╭──

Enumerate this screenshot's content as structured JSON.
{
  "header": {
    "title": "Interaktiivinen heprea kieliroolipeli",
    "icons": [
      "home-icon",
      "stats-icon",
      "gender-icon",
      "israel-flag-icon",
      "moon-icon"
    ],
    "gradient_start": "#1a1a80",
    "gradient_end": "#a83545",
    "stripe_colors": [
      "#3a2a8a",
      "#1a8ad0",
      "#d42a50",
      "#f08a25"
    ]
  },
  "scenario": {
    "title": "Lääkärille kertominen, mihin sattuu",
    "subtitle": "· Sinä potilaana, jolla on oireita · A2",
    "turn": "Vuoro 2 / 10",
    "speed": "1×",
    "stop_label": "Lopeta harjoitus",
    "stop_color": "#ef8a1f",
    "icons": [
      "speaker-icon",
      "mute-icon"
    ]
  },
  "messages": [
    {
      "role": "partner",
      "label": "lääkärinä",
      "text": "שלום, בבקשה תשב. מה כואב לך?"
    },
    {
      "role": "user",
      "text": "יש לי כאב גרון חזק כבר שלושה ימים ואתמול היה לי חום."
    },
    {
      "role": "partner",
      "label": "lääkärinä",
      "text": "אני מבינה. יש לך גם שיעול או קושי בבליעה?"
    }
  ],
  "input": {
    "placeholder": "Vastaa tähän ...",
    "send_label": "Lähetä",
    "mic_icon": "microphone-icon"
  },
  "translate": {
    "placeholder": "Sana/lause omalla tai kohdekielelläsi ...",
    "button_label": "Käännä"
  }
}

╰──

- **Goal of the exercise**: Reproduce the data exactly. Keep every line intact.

- **Answer to the problem**:
Enumerate this screenshot's content as structured JSON.
{
  "header": {
    "title": "Interaktiivinen heprea kieliroolipeli",
    "icons": [
      "home-icon",
      "stats-icon",
      "gender-icon",
      "israel-flag-icon",
      "moon-icon"
    ],
    "gradient_start": "#1a1a80",
    "gradient_end": "#a83545",
    "stripe_colors": [
      "#3a2a8a",
      "#1a8ad0",
      "#d42a50",
      "#f08a25"
    ]
  },
  "scenario": {
    "title": "Lääkärille kertominen, mihin sattuu",
    "subtitle": "· Sinä potilaana, jolla on oireita · A2",
    "turn": "Vuoro 2 / 10",
    "speed": "1×",
    "stop_label": "Lopeta harjoitus",
    "stop_color": "#ef8a1f",
    "icons": [
      "speaker-icon",
      "mute-icon"
    ]
  },
  "messages": [
    {
      "role": "partner",
      "label": "lääkärinä",
      "text": "שלום, בבקשה תשב. מה כואב לך?"
    },
    {
      "role": "user",
      "text": "יש לי כאב גרון חזק כבר שלושה ימים ואתמול היה לי חום."
    },
    {
      "role": "partner",
      "label": "lääkärinä",
      "text": "אני מבינה. יש לך גם שיעול או קושי בבליעה?"
    }
  ],
  "input": {
    "placeholder": "Vastaa tähän ...",
    "send_label": "Lähetä",
    "mic_icon": "microphone-icon"
  },
  "translate": {
    "placeholder": "Sana/lause omalla tai kohdekielelläsi ...",
    "button_label": "Käännä"
  }
}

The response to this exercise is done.